- **YOUR INSTRUCTIONS**: Filter these entries down to the lines that hold the word "image", and show each of them.

Page and application data records:
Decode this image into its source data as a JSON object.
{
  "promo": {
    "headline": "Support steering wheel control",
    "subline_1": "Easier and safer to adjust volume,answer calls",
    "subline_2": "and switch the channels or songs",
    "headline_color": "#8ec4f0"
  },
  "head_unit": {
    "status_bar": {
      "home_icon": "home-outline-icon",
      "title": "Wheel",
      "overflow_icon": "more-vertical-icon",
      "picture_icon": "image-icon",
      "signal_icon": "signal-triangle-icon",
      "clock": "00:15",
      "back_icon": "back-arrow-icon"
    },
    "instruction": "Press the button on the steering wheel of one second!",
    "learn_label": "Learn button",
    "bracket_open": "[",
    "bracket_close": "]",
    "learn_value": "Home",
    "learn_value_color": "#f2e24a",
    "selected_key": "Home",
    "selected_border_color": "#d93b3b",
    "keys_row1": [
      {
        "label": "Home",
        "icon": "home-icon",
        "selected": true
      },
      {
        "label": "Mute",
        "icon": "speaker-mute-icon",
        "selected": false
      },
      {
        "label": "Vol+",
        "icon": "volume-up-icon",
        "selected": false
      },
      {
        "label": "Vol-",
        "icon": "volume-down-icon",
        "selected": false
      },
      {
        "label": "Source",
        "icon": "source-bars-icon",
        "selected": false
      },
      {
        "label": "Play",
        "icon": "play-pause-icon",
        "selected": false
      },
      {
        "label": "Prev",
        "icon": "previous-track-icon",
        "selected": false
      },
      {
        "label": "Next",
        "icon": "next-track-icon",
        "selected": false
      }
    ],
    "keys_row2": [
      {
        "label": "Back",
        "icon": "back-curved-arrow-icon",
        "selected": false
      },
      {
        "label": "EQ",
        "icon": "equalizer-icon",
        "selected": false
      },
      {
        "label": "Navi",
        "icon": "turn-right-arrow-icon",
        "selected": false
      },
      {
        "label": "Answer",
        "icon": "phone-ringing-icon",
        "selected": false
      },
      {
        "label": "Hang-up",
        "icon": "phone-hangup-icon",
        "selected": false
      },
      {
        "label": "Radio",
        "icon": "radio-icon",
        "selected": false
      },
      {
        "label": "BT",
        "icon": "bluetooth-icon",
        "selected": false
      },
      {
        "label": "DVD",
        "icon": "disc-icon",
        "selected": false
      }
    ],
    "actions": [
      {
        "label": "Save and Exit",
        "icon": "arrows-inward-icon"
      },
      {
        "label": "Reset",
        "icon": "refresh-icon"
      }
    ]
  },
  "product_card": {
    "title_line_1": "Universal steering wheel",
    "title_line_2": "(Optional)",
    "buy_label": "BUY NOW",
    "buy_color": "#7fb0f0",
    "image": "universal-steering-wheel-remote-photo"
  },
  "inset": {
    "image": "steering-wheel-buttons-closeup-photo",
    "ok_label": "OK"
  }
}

- **YOUR RESPONSE**:
Decode this image into its source data as a JSON object.
      "picture_icon": "image-icon",
    "image": "universal-steering-wheel-remote-photo"
    "image": "steering-wheel-buttons-closeup-photo",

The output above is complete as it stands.